Our strawberry plants took 3 years to make a decent crop. Growing strawberries is definitely a labour of love and an act of patience. I was hoping it would be worth it in the long run, but like anything in the garden, you never know how its going to turn out. This year seemed to be a jackpot, so I decided to forgo the annual strawberry picking trip and try our hand at home harvesting our load of freezer jam. Its one of our favorite fishing trip snacks as well as a bedtime snack (PB&J sandwiches) so we go through a lot of it!

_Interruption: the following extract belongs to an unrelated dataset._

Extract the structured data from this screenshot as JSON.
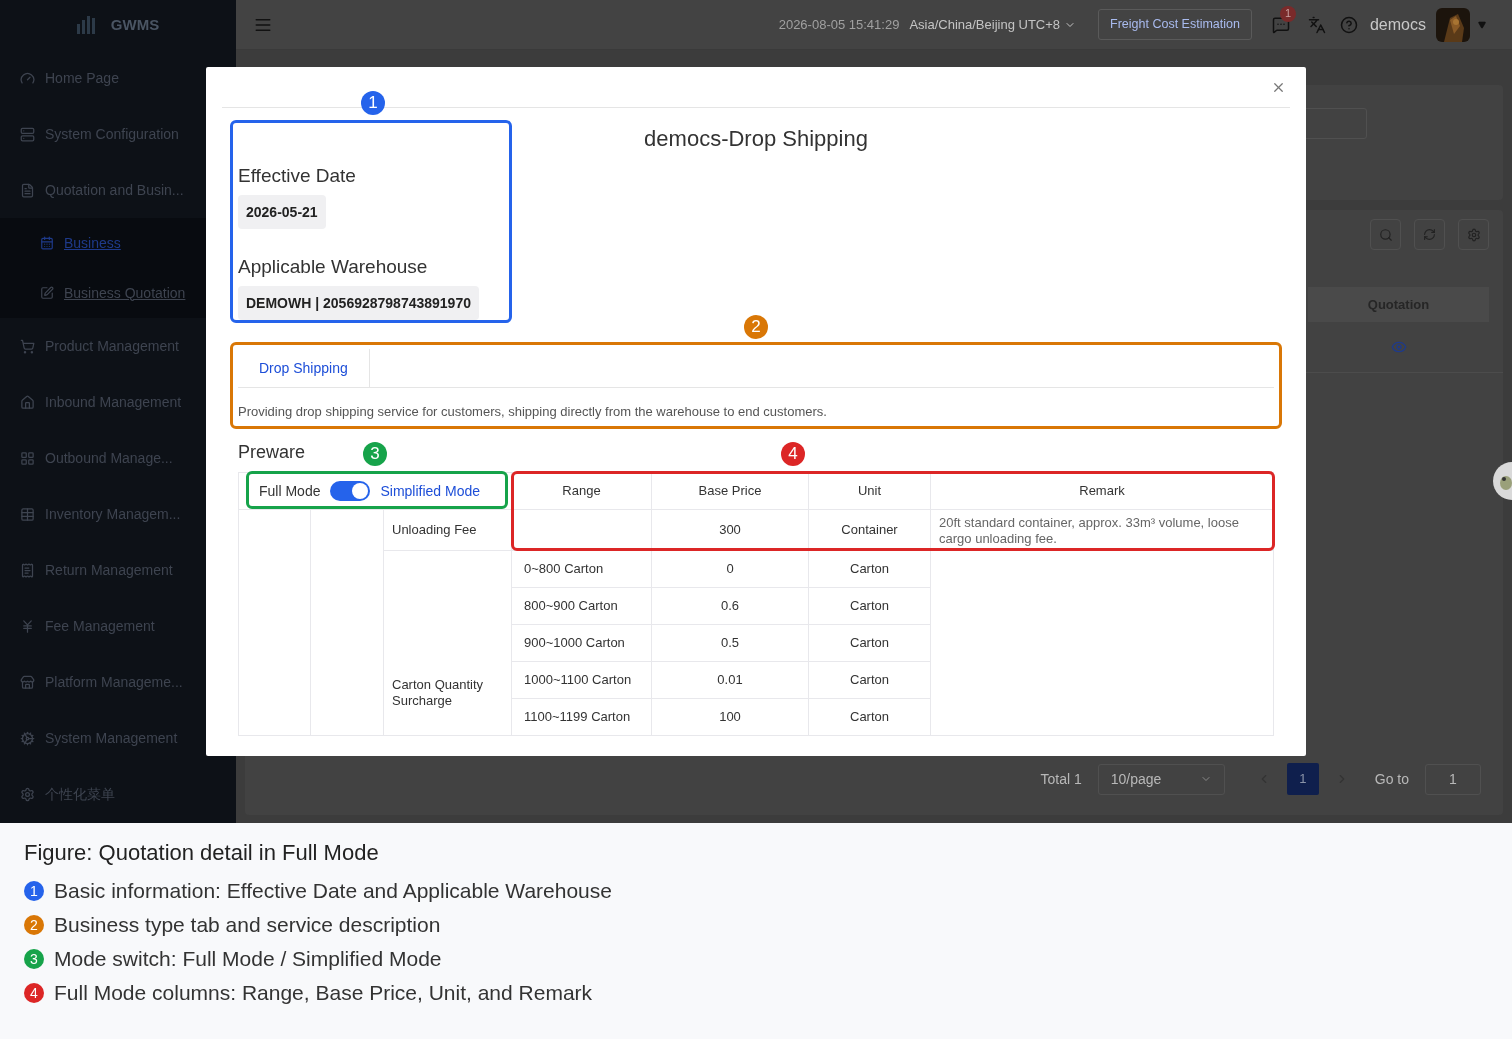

In previous years, we have gone to two different pick your own places in our area. Both were 20 min drive away, so I felt good about not using any fossil fuels to get to our berries for a change. Fruition Berry Farm off of Hwy 15 and Paulridge Berry Farm north of Napanee on Palace rd are both great places. The kids have enjoyed both farms for picking. The one thing I'll say is that Paulridge had a lovely shaded area for the kids to play in...which was a welcome site after a couple of hours in the field under a burning hot sun. Paulridge is typically not open on Sundays...so that's when we opted for Fruition. The best part about Fruition is they have THE best teenagers working there. Helpful, polite and eager...which is a great thing when you have a crazy moment of thinking you can pick berries with a 2 yr old in a stroller...by yourself! (I clearly didn't think that one through) Both places run about $8.50 per big white basket. You can bring your own containers and they weigh them on site. We purchased the big white baskets years ago...for a whole $0.50 a basket. It added a bit to the price of our berries, but we've used them every year AND we use them in our garden too. A good investment indeed!

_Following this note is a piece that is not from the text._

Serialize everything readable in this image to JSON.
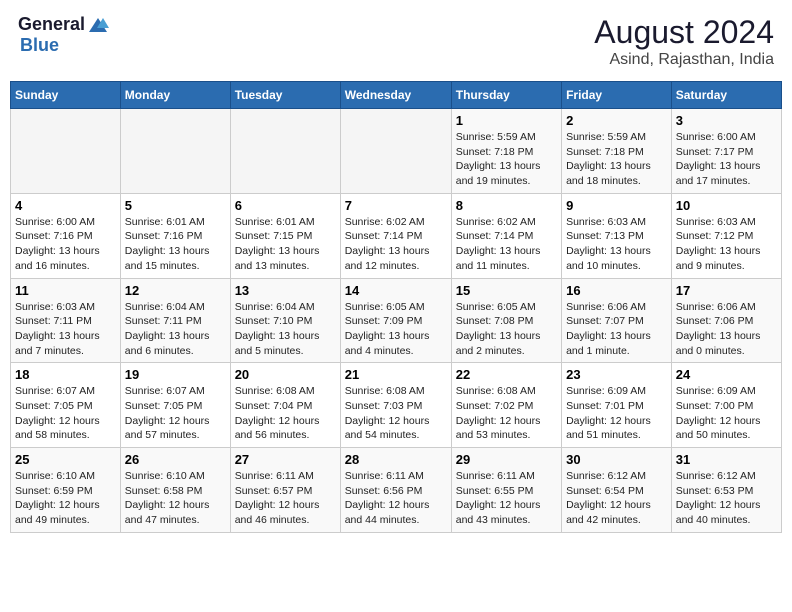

We picked our first batch and ate most of them, throwing some into pancakes to start. By the second and third pickings, we had enough to make jam.
Crushed berries (1 3/4 cups worth in a liquid measuring cup), 3 cups of white sugar (I cut down the recipe from 4 cups, as our berries were small and super sweet), 2 tbps lemon juice and one packet of Certo. Its the fabulous no cook recipe! Stir the sugar and berries and let stand for 5 minutes. Stir in the rest of the ingredients and let set for 10 min.
Fill plastic containers so that there is about 1 inch left before the lid. Let stand (covered) on a countertop for 24 hrs.
Freeze in the freezer!
That's it! That was all there is to it!!! We ended up with 6 plastic containers in the freezer, 4 strawberry and 2 strawberry rhubarb. Now the next sweet berry will be the raspberry. Blue berries follow shortly after that. We aren't in a good part of Ontario for peaches or cherries...but one can still hope.
I have several strawberry recipes that I want to test out this year, but I may have to resort to local picked berries. Our patch seems to have stopped producing for this year anyway.
I was so excited to plant strawberries 3 years ago, that I had no idea there were types of strawberries. I had no idea there was a variety called the ever-bearing strawberry. Now that I know, I will pass along this piece of advise. RESEARCH before you do anything...as our plants are now so established...it would be a shame to dig them all up now. However, the idea of having strawberries for longer than the month of June is almost to much to bear!
Now all that's left to do in our strawberry patch is to keep on top of the runners, which will continue to try and make new strawberry plants until the fall comes. Its quite a bit of work, but, like I said, its a labour of love.
Are you making any preserves with the sweetness of Ontario summer? Tell me about it!